▶ **Try it**: Return only those lines of the listing that hold the word "Accounting".

====================

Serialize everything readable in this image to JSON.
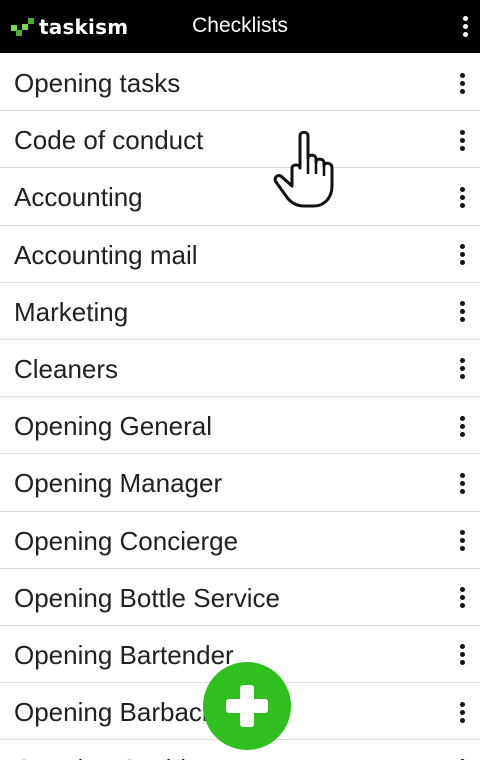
{
  "app": {
    "logo_text": "taskism",
    "title": "Checklists"
  },
  "icons": {
    "top_menu": "vertical-dots-icon",
    "row_menu": "vertical-dots-icon",
    "fab": "plus-icon",
    "pointer": "hand-pointer-icon"
  },
  "colors": {
    "topbar": "#000000",
    "fab": "#2fbf1f",
    "logo_accent": "#7ed957"
  },
  "checklists": [
    {
      "label": "Opening tasks"
    },
    {
      "label": "Code of conduct"
    },
    {
      "label": "Accounting"
    },
    {
      "label": "Accounting mail"
    },
    {
      "label": "Marketing"
    },
    {
      "label": "Cleaners"
    },
    {
      "label": "Opening General"
    },
    {
      "label": "Opening Manager"
    },
    {
      "label": "Opening Concierge"
    },
    {
      "label": "Opening Bottle Service"
    },
    {
      "label": "Opening Bartender"
    },
    {
      "label": "Opening Barback"
    },
    {
      "label": "Opening Cashier"
    }
  ]
}
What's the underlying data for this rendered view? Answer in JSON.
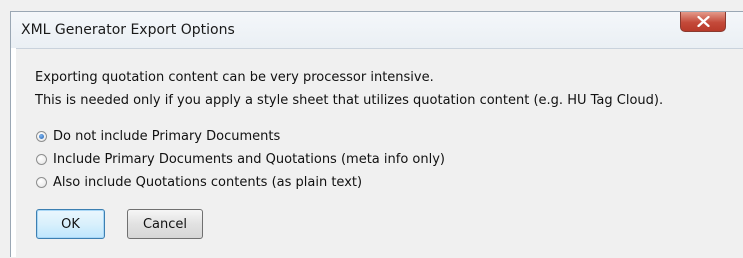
{
  "dialog": {
    "title": "XML Generator Export Options",
    "close_label": "X",
    "message_line_1": "Exporting quotation content can be very processor intensive.",
    "message_line_2": "This is needed only if you apply a style sheet that utilizes quotation content (e.g. HU Tag Cloud).",
    "options": [
      {
        "label": "Do not include Primary Documents",
        "checked": true
      },
      {
        "label": "Include Primary Documents and Quotations (meta info only)",
        "checked": false
      },
      {
        "label": "Also include Quotations contents (as plain text)",
        "checked": false
      }
    ],
    "buttons": {
      "ok_label": "OK",
      "cancel_label": "Cancel"
    }
  },
  "colors": {
    "close_button": "#c44a3a",
    "selected_radio": "#1e5fb0",
    "default_button_border": "#3c7fb1"
  }
}
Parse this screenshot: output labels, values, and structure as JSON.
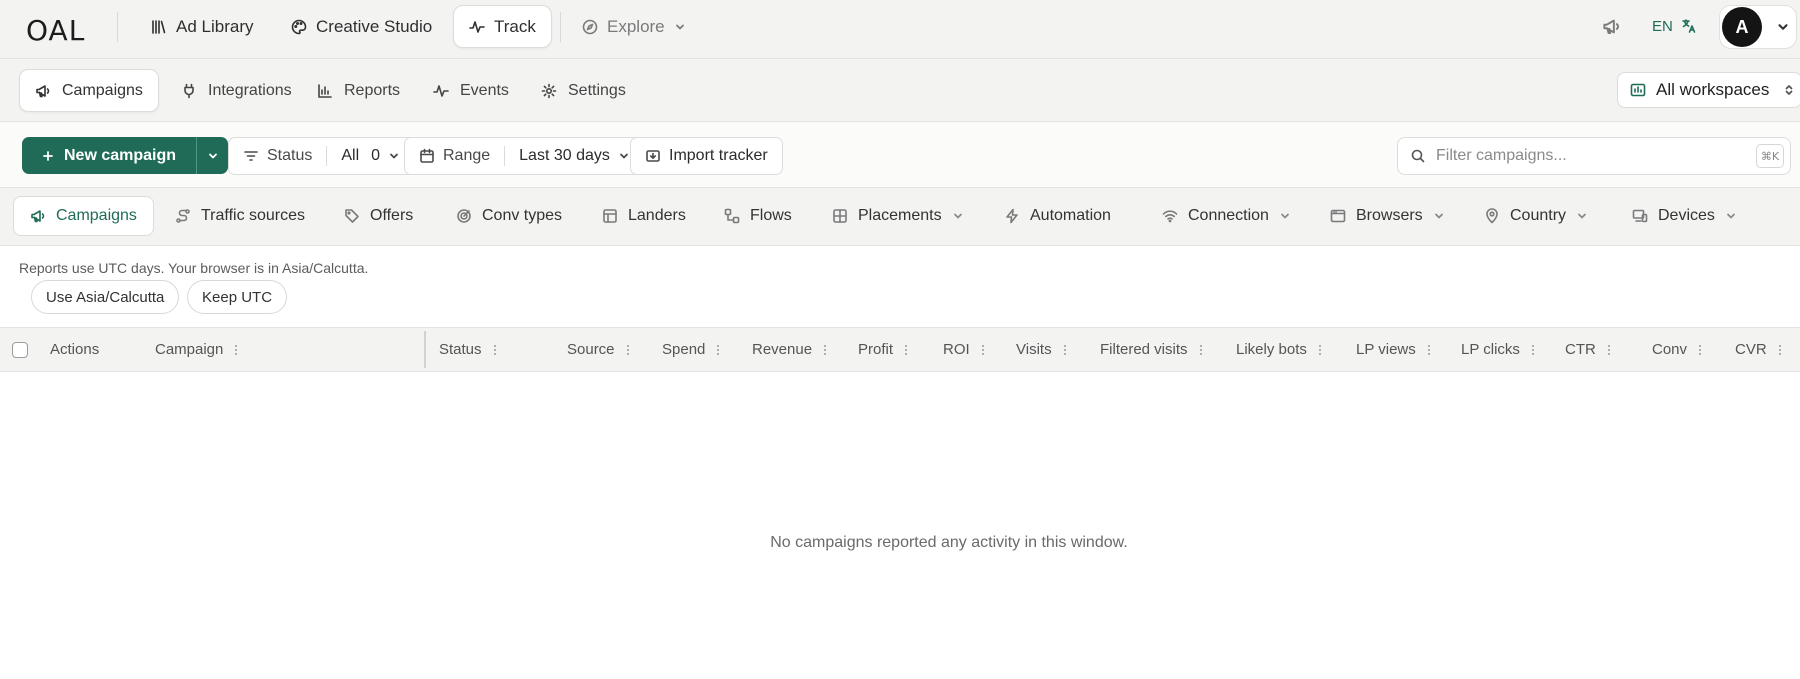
{
  "brand": {
    "logo_text": "OAL",
    "accent": "#1f6b57"
  },
  "top_nav": [
    {
      "label": "Ad Library",
      "icon": "library-icon"
    },
    {
      "label": "Creative Studio",
      "icon": "palette-icon"
    },
    {
      "label": "Track",
      "icon": "activity-icon",
      "active": true
    },
    {
      "label": "Explore",
      "icon": "compass-icon"
    }
  ],
  "top_right": {
    "language": "EN",
    "avatar_initial": "A"
  },
  "section_tabs": [
    {
      "label": "Campaigns",
      "active": true
    },
    {
      "label": "Integrations"
    },
    {
      "label": "Reports"
    },
    {
      "label": "Events"
    },
    {
      "label": "Settings"
    }
  ],
  "workspace": {
    "label": "All workspaces"
  },
  "toolbar": {
    "new_campaign": "New campaign",
    "status_label": "Status",
    "status_value": "All",
    "status_count": "0",
    "range_label": "Range",
    "range_value": "Last 30 days",
    "import_label": "Import tracker",
    "search_placeholder": "Filter campaigns...",
    "search_shortcut": "⌘K"
  },
  "dimension_tabs": [
    {
      "label": "Campaigns",
      "active": true
    },
    {
      "label": "Traffic sources"
    },
    {
      "label": "Offers"
    },
    {
      "label": "Conv types"
    },
    {
      "label": "Landers"
    },
    {
      "label": "Flows"
    },
    {
      "label": "Placements",
      "dropdown": true
    },
    {
      "label": "Automation"
    },
    {
      "label": "Connection",
      "dropdown": true
    },
    {
      "label": "Browsers",
      "dropdown": true
    },
    {
      "label": "Country",
      "dropdown": true
    },
    {
      "label": "Devices",
      "dropdown": true
    }
  ],
  "timezone_notice": {
    "text": "Reports use UTC days. Your browser is in Asia/Calcutta.",
    "use_local": "Use Asia/Calcutta",
    "keep_utc": "Keep UTC"
  },
  "table": {
    "columns": [
      "Actions",
      "Campaign",
      "Status",
      "Source",
      "Spend",
      "Revenue",
      "Profit",
      "ROI",
      "Visits",
      "Filtered visits",
      "Likely bots",
      "LP views",
      "LP clicks",
      "CTR",
      "Conv",
      "CVR"
    ],
    "empty_message": "No campaigns reported any activity in this window."
  }
}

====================

▶ **Solution to the exercise**:
      "label": "Accounting"
      "label": "Accounting mail"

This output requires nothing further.